LUKE: The Mercenaries is back! Part puzzle, as you need to learn the best way through an area, and delivering crazed adrenaline. You need to race around a small blocked off part of a level trying to clear it out of enemies to a timer. Around the level are time extensions and abilities to unlock that will help your entire run on a location. It’s a lot of fun! There’s some more to keep you invested in playing on unlocking, character models and concept art to work through as a feast for the eyes.
VICTOR: Alongside many collectables, such as concept art, models, new weapons, infinite ammo and such, RE8 brings back the beloved Mercenaries mode, missing from the franchise for some time now.
Although I miss playing with different characters, it doesn’t make such a big difference since the execution mechanic isn’t in the game and you can buy your weapons from the Duke before each round, allowing you to make customizations and focus on different weapons and aspects in each playthrough. Getting a good ranking will unlock even more content in the completion shop, which takes replayability through the roof!
Thomas: Mercenaries returns and as my favourite mode in 4/5/6 over any side campaign, it is addictive as RAID mode – string kills into a ‘combo’ without the chain elapsing as a thrilling pressure to keep momentum, both in kills and also movement.
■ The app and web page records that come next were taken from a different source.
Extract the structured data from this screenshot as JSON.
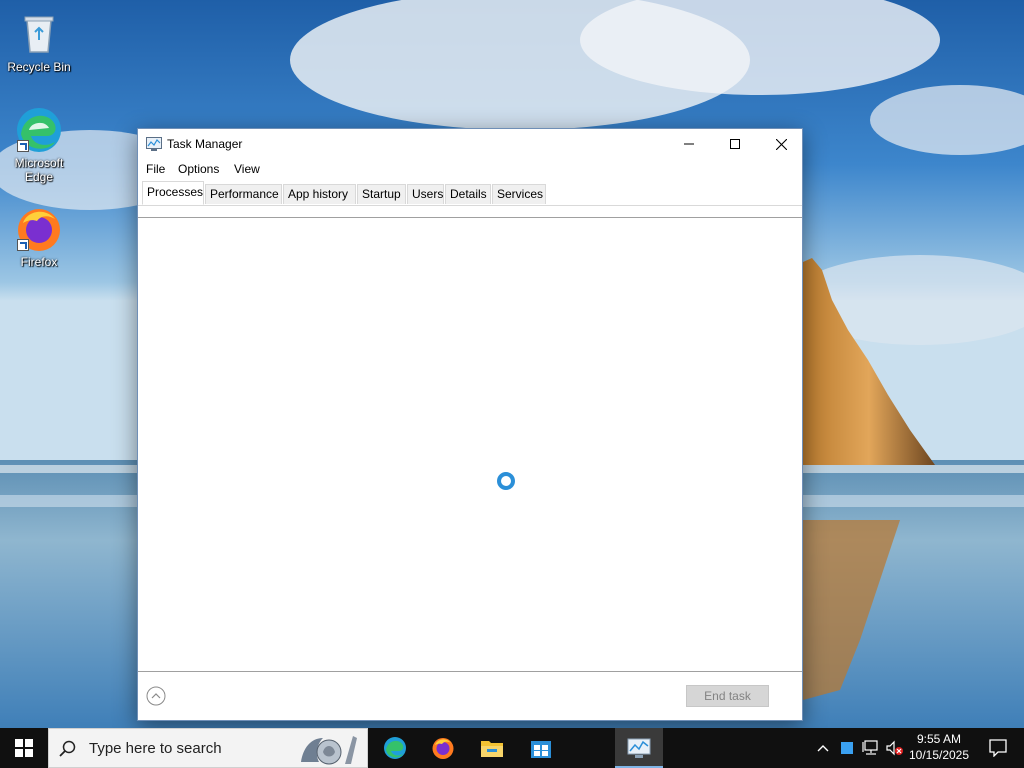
{
  "desktop": {
    "icons": [
      {
        "label": "Recycle Bin"
      },
      {
        "label": "Microsoft Edge"
      },
      {
        "label": "Firefox"
      }
    ]
  },
  "window": {
    "title": "Task Manager",
    "menu": [
      "File",
      "Options",
      "View"
    ],
    "tabs": [
      "Processes",
      "Performance",
      "App history",
      "Startup",
      "Users",
      "Details",
      "Services"
    ],
    "active_tab": "Processes",
    "end_task_label": "End task",
    "end_task_enabled": false,
    "content_state": "loading"
  },
  "taskbar": {
    "search_placeholder": "Type here to search",
    "apps": [
      "edge-icon",
      "firefox-icon",
      "file-explorer-icon",
      "store-icon",
      "task-manager-icon"
    ],
    "clock_time": "9:55 AM",
    "clock_date": "10/15/2025"
  },
  "colors": {
    "accent": "#2b8fd8",
    "taskbar": "#101010",
    "spinner": "#2b8fd8"
  }
}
You will have to replay until memorizing the ideal routes for spawn placements order and acquiring upgrade/time crystals, achieving the highest score possible from increasingly intense maps which shame the highest difficulty on the main story. The combat has this mode as brilliant fun and the system, although spawns are weirdly hardwired to triggered locations, is not radically different to be fun as usual.
Incidentally, Re:Verse is also upcoming for Summer, free for owners of Village, and although it may be awful as Umbrella Corps and ORC, it might be a fun fan service at the least: a few hours of bemused entertainment. Let’s hope the delay enables Capcom to refine the experience and not have it become irrelevant as Resistance.
LUKE: Anyone still worried this isn’t a proper Resident Evil? It’s a really good mix of RE4 and RE7, two of the best entries in the series, plus the story does tie into the main ongoing story in a few interesting ways. It has great horror villains, a pants wettingly terrifying haunted house sequence (did it a second time today and it still freaked me out), plus has a pretty strong layered story to it. It’s going to age very well, I’m still enjoying the postgame content after my first full completion, and I’m very happy to have it!
VICTOR: Yeah, this is not only the best Resident Evil experience I’ve ever had, but the most fun I’ve had with an FPS in a long time. I can’t recommend it enough, it’s fun, beautiful, well written and challenging in just the right amount. I award it 5 silver Magnum bullets absolutely DEMOLISHING a werewolf’s face out of 5, as well as the Vic Seal of Approval!
Thomas: Capcom has redeemed the franchise to me, it has discovered the perfect balance between tactical action, campy narrative and atmospheric horror as an absolute triumph! The art direction is splendid as every other design element, music and enemies to even environments – it is a riveting experience equally charming in the aesthetic. Terrified of disappointment, I was reluctant to purchase this, but I’ve been proved wrong – this has all the fun I have been craving since Resident Evil had an infamous identity crisis. My only sorrow is no third-person to enjoy skin mods, and multiple characters available on Mercenaries to test individual loadouts (or perhaps finally tailor these).